▸ EXTRACTED INFORMATION
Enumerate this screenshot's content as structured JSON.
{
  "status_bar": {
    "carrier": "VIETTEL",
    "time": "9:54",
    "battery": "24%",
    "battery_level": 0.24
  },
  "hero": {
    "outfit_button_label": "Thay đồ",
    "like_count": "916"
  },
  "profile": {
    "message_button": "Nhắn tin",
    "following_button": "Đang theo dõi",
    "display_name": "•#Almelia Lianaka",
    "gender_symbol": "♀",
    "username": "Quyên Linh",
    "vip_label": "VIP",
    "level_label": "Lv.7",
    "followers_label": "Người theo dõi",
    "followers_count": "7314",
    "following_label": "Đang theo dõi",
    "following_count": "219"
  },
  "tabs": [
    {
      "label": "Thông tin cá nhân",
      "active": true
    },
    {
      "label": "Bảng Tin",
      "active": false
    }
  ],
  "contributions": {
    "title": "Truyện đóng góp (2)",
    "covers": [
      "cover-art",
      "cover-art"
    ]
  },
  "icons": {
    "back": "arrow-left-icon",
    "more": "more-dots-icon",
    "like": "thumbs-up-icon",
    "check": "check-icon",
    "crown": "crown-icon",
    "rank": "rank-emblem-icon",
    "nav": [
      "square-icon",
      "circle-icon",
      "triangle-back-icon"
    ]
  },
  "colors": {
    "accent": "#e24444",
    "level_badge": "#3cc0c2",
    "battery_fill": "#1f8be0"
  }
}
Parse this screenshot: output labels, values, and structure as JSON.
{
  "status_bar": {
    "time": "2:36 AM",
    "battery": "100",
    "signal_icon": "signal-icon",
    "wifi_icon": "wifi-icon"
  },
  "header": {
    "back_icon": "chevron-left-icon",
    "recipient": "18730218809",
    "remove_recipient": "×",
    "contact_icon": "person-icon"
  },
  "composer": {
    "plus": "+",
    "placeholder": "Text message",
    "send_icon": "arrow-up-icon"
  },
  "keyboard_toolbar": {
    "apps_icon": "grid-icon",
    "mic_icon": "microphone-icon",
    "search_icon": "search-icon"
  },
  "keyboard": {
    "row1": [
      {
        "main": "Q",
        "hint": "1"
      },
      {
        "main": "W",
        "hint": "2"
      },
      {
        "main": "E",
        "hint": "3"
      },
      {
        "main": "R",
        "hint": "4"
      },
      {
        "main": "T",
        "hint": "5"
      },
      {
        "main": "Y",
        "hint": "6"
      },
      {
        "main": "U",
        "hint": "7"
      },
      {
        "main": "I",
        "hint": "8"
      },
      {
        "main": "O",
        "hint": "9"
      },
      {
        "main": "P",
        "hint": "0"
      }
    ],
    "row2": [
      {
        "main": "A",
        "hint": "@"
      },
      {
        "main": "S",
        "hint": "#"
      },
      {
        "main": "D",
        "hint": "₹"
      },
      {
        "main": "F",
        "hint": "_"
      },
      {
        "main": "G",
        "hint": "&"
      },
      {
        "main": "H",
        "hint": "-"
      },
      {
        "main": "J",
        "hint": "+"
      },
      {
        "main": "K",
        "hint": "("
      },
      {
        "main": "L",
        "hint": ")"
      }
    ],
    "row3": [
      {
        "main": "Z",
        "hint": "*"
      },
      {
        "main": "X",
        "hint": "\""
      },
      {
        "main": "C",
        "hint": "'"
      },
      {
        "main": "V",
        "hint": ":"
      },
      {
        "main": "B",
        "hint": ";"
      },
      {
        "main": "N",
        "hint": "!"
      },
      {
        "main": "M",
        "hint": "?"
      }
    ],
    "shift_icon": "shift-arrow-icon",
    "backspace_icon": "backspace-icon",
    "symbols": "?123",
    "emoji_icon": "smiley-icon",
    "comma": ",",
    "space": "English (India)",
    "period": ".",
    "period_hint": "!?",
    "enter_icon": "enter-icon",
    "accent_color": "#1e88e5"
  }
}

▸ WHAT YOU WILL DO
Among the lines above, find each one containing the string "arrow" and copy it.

▸ ANSWER SECTION
    "back": "arrow-left-icon",
    "send_icon": "arrow-up-icon"
    "shift_icon": "shift-arrow-icon",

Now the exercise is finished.